Isn’t it way too early to cue up the Johnny Mathis???
Indeed, but the Gods of Television move in mysterious ways, which is how I recently found myself on a sit-com stage that a hard-working art department had spent hours dressing for Christmas. Each set -- and there were many -- was jammed with fully decked-out Christmas trees and plastic snow on the windows, along with tinsel and strings of Xmas lights everywhere. It was the Christmas episode, to state the obvious. I can't tell you what show, of course -- as the non-disclosure agreements I had to sign (and those lame "No BRATS" posters plastered all around the sound stage) will attest, I cannot name, identify, or otherwise describe this particular show at peril of having corporate legal thugs kick down my door and drag me off to blogger's prison. Thus my sqishy vagueness here, because even though this job paid the odious cable rate, 2010 remains a year of begging rather than choosing. A job’s a job, and if the best boy needs an extra hand down the line, I’d like to remain on the short list so I can return for more punishment.
Such is the lot of a free-lance juicer in these troubled times.

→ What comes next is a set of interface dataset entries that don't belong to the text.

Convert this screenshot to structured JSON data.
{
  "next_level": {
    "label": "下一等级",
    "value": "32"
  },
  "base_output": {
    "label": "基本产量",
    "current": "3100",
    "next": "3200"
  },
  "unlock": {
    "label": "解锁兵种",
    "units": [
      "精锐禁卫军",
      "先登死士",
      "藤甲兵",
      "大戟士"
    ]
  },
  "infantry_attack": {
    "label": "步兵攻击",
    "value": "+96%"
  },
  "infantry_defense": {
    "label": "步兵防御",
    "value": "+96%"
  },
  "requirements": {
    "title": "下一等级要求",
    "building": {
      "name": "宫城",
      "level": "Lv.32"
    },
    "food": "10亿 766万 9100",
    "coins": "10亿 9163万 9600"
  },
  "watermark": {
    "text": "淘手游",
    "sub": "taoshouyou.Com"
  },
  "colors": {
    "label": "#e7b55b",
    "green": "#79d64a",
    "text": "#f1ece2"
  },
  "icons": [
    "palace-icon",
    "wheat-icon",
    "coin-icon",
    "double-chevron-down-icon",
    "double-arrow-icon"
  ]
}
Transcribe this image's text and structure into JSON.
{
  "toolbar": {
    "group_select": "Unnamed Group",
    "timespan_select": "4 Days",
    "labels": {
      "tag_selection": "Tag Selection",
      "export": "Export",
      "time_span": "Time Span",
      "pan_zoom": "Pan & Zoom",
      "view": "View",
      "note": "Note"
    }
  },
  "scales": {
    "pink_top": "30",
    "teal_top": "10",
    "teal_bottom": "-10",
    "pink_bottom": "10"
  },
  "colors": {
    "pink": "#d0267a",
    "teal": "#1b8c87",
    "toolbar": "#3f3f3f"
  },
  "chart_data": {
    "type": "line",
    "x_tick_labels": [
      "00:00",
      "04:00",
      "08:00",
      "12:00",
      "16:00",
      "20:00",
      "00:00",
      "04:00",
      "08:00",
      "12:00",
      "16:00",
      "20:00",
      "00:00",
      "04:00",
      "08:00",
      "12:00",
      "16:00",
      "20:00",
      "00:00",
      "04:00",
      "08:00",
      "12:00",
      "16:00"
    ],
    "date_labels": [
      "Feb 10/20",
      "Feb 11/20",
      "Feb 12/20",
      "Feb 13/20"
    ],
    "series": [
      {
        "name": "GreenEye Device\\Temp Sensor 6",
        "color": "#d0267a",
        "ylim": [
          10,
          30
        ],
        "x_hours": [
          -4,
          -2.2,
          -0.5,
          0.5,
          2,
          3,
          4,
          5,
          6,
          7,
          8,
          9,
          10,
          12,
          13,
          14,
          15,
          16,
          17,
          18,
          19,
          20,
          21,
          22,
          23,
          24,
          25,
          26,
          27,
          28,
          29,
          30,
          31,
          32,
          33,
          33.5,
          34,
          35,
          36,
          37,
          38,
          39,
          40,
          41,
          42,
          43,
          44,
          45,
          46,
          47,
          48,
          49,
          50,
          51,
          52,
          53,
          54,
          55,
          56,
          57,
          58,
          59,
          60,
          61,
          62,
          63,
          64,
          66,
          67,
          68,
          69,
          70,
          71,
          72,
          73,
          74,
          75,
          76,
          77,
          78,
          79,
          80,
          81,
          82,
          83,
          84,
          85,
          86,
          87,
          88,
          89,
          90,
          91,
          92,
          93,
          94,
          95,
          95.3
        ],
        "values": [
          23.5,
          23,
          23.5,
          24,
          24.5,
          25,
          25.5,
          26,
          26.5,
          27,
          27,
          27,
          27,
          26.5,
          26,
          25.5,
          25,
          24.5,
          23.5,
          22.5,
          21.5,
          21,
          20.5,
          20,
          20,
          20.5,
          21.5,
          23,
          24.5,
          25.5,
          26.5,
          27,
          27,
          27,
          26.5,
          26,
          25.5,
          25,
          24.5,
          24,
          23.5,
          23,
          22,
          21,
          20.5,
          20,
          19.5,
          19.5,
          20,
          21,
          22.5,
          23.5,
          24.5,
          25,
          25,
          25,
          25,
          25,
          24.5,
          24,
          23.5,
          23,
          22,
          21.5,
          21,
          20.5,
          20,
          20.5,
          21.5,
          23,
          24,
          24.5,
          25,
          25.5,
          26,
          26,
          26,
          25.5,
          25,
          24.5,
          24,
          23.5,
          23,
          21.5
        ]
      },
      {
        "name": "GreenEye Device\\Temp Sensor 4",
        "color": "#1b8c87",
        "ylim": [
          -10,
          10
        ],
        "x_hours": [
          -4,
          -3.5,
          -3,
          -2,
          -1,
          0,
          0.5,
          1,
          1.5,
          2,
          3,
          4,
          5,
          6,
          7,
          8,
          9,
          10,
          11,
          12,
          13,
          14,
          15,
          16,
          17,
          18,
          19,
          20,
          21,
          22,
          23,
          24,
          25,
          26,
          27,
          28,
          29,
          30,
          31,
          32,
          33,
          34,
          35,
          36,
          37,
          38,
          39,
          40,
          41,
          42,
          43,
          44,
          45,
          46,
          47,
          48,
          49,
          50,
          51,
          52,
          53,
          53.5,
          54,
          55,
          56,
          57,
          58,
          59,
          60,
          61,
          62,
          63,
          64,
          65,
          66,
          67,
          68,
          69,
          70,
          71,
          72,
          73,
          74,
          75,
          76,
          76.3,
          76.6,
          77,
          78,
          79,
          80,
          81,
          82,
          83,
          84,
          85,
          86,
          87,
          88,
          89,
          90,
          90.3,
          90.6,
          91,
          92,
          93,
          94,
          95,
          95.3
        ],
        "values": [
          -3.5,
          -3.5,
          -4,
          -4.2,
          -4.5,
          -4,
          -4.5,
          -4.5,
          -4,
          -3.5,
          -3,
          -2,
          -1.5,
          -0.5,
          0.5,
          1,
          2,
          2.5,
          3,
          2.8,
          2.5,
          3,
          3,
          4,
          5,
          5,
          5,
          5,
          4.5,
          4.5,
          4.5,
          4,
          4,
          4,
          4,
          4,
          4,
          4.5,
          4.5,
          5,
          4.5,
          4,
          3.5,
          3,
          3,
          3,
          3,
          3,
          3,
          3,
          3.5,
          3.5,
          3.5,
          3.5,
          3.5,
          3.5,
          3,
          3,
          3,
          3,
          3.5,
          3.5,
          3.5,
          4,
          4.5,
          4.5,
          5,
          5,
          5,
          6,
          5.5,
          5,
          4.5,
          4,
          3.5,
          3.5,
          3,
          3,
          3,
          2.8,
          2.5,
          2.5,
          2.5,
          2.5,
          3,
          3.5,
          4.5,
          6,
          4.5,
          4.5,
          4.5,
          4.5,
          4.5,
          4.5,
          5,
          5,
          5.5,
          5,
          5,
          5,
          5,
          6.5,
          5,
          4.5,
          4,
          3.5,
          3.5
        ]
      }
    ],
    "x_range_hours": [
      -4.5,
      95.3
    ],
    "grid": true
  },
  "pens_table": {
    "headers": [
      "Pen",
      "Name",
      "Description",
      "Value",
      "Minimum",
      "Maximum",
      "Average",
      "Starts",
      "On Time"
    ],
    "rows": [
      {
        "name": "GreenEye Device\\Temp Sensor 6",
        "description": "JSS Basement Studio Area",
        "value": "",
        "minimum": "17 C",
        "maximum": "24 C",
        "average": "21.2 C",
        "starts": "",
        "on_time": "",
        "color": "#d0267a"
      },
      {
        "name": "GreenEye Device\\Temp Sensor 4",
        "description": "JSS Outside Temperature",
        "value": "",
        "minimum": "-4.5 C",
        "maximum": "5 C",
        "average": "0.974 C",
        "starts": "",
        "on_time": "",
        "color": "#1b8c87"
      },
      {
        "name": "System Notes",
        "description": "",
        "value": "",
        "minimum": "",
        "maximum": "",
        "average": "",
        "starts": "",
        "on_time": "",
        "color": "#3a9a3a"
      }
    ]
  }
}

Oh, and remember what I said about how the no-doubletime-'til-14-hours provision under cable-rate doesn't really hurt sit-com crews since multi-camera shows almost never shoot that long? Wrong again. We went all 14 of those hours, right up 'til the magic moment when the producers would have had to start paying us fifty-six blood-money dollars per hour for our trouble, whereupon the schedule (and the fact that we hadn’t come close to "making our day") suddenly didn't matter anymore. That’s all folks -- turn out the lights and go home.
They didn’t have to tell me twice. I pulled that damned walkie-talkie out of my ear, dropped my tool belt, and was gone, baby, gone...

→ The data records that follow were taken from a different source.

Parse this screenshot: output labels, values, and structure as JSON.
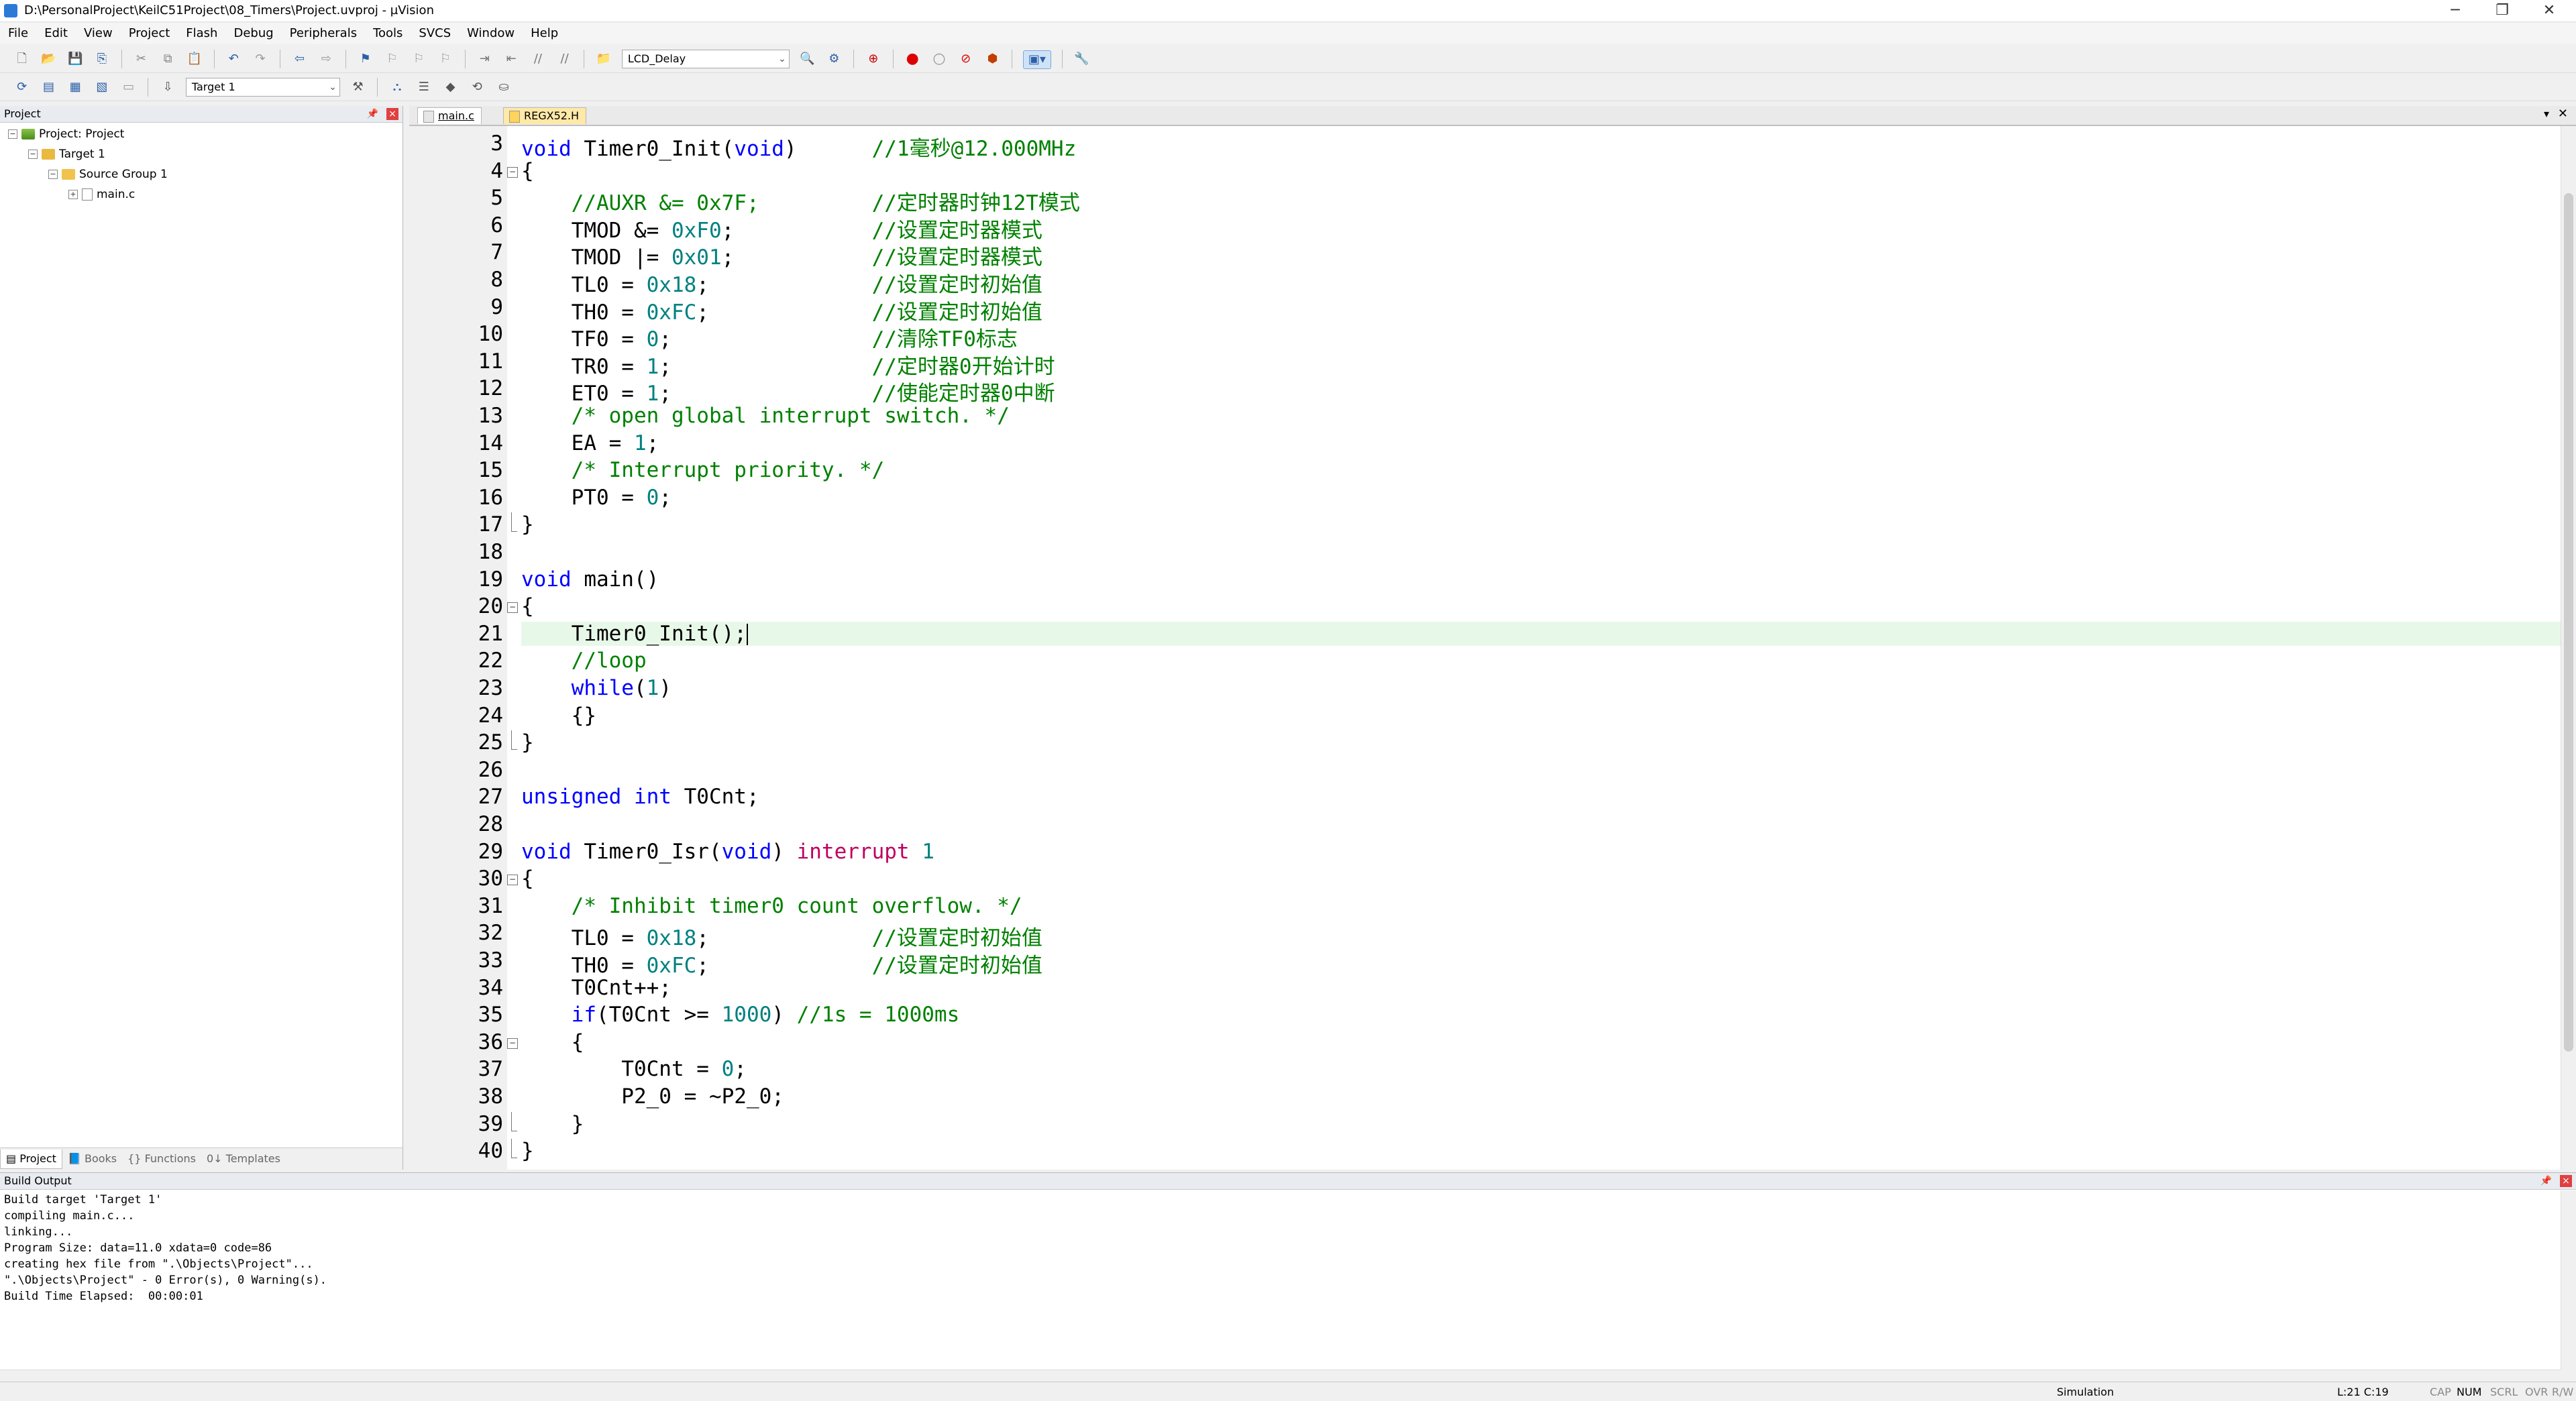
{
  "window": {
    "title": "D:\\PersonalProject\\KeilC51Project\\08_Timers\\Project.uvproj - µVision",
    "min": "─",
    "max": "❐",
    "close": "✕"
  },
  "menu": [
    "File",
    "Edit",
    "View",
    "Project",
    "Flash",
    "Debug",
    "Peripherals",
    "Tools",
    "SVCS",
    "Window",
    "Help"
  ],
  "toolbar": {
    "function_combo": "LCD_Delay",
    "target_combo": "Target 1"
  },
  "project_panel": {
    "header": "Project",
    "tree": [
      "Project: Project",
      "Target 1",
      "Source Group 1",
      "main.c"
    ],
    "tabs": [
      "Project",
      "Books",
      "Functions",
      "Templates"
    ]
  },
  "editor": {
    "tabs": [
      "main.c",
      "REGX52.H"
    ],
    "lines": [
      {
        "n": "3",
        "t": "void Timer0_Init(void)      //1毫秒@12.000MHz"
      },
      {
        "n": "4",
        "t": "{"
      },
      {
        "n": "5",
        "t": "    //AUXR &= 0x7F;         //定时器时钟12T模式"
      },
      {
        "n": "6",
        "t": "    TMOD &= 0xF0;           //设置定时器模式"
      },
      {
        "n": "7",
        "t": "    TMOD |= 0x01;           //设置定时器模式"
      },
      {
        "n": "8",
        "t": "    TL0 = 0x18;             //设置定时初始值"
      },
      {
        "n": "9",
        "t": "    TH0 = 0xFC;             //设置定时初始值"
      },
      {
        "n": "10",
        "t": "    TF0 = 0;                //清除TF0标志"
      },
      {
        "n": "11",
        "t": "    TR0 = 1;                //定时器0开始计时"
      },
      {
        "n": "12",
        "t": "    ET0 = 1;                //使能定时器0中断"
      },
      {
        "n": "13",
        "t": "    /* open global interrupt switch. */"
      },
      {
        "n": "14",
        "t": "    EA = 1;"
      },
      {
        "n": "15",
        "t": "    /* Interrupt priority. */"
      },
      {
        "n": "16",
        "t": "    PT0 = 0;"
      },
      {
        "n": "17",
        "t": "}"
      },
      {
        "n": "18",
        "t": ""
      },
      {
        "n": "19",
        "t": "void main()"
      },
      {
        "n": "20",
        "t": "{"
      },
      {
        "n": "21",
        "t": "    Timer0_Init();"
      },
      {
        "n": "22",
        "t": "    //loop"
      },
      {
        "n": "23",
        "t": "    while(1)"
      },
      {
        "n": "24",
        "t": "    {}"
      },
      {
        "n": "25",
        "t": "}"
      },
      {
        "n": "26",
        "t": ""
      },
      {
        "n": "27",
        "t": "unsigned int T0Cnt;"
      },
      {
        "n": "28",
        "t": ""
      },
      {
        "n": "29",
        "t": "void Timer0_Isr(void) interrupt 1"
      },
      {
        "n": "30",
        "t": "{"
      },
      {
        "n": "31",
        "t": "    /* Inhibit timer0 count overflow. */"
      },
      {
        "n": "32",
        "t": "    TL0 = 0x18;             //设置定时初始值"
      },
      {
        "n": "33",
        "t": "    TH0 = 0xFC;             //设置定时初始值"
      },
      {
        "n": "34",
        "t": "    T0Cnt++;"
      },
      {
        "n": "35",
        "t": "    if(T0Cnt >= 1000) //1s = 1000ms"
      },
      {
        "n": "36",
        "t": "    {"
      },
      {
        "n": "37",
        "t": "        T0Cnt = 0;"
      },
      {
        "n": "38",
        "t": "        P2_0 = ~P2_0;"
      },
      {
        "n": "39",
        "t": "    }"
      },
      {
        "n": "40",
        "t": "}"
      }
    ]
  },
  "build_output": {
    "header": "Build Output",
    "lines": [
      "Build target 'Target 1'",
      "compiling main.c...",
      "linking...",
      "Program Size: data=11.0 xdata=0 code=86",
      "creating hex file from \".\\Objects\\Project\"...",
      "\".\\Objects\\Project\" - 0 Error(s), 0 Warning(s).",
      "Build Time Elapsed:  00:00:01"
    ]
  },
  "status": {
    "mode": "Simulation",
    "position": "L:21 C:19",
    "cap": "CAP",
    "num": "NUM",
    "scrl": "SCRL",
    "ovr": "OVR",
    "rw": "R/W"
  }
}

Given the lead-time required in television, doing Christmas shows in July or August is normal, but April? That’s a new one on me. Making this long day all the more trying was a young guest star I’d barely heard of, who -- it seems -- is huge among the tweener set. There were two bodyguards standing by during every scene to make sure all those screeching little fans in our live studio audience didn’t jump the rail in a human tsunami of over-amped tween hormones. And oh did they screech... Remember those old black and white tapes of The Beatles first appearance on the Ed Sullivan Show, playing in front of an audience jammed with screaming young girls?* Trust me, the combined shrieking of several hundred tweens is a lot louder in person. I gained a world of sympathy for Mr. Ed (may he rest in peace), and in the end, resorted to using an earplug in my non-walkie-talkie ear to salvage both my hearing and my sanity.
But like I said, work is work, and this year we take what we can get.

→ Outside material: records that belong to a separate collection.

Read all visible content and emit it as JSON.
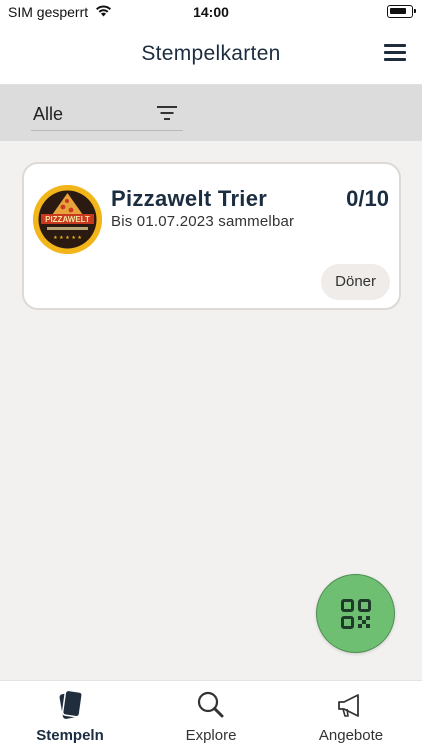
{
  "status_bar": {
    "carrier": "SIM gesperrt",
    "time": "14:00"
  },
  "header": {
    "title": "Stempelkarten",
    "menu_icon": "hamburger-menu-icon"
  },
  "filter": {
    "selected": "Alle",
    "icon": "filter-icon"
  },
  "cards": [
    {
      "shop_name": "Pizzawelt Trier",
      "stamps": "0/10",
      "valid_text": "Bis 01.07.2023 sammelbar",
      "category": "Döner",
      "logo_text": "PIZZAWELT",
      "logo_colors": {
        "ring": "#f2b51a",
        "inner": "#2a1a12",
        "accent": "#c8391f"
      }
    }
  ],
  "fab": {
    "icon": "qr-code-icon",
    "color": "#6fbf73"
  },
  "tabs": [
    {
      "label": "Stempeln",
      "icon": "stamp-cards-icon",
      "active": true
    },
    {
      "label": "Explore",
      "icon": "search-icon",
      "active": false
    },
    {
      "label": "Angebote",
      "icon": "megaphone-icon",
      "active": false
    }
  ]
}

* I saw this legendary performance at the time it was first televised in glorious black and white, not decades later on tape. Yes, it was a long time ago...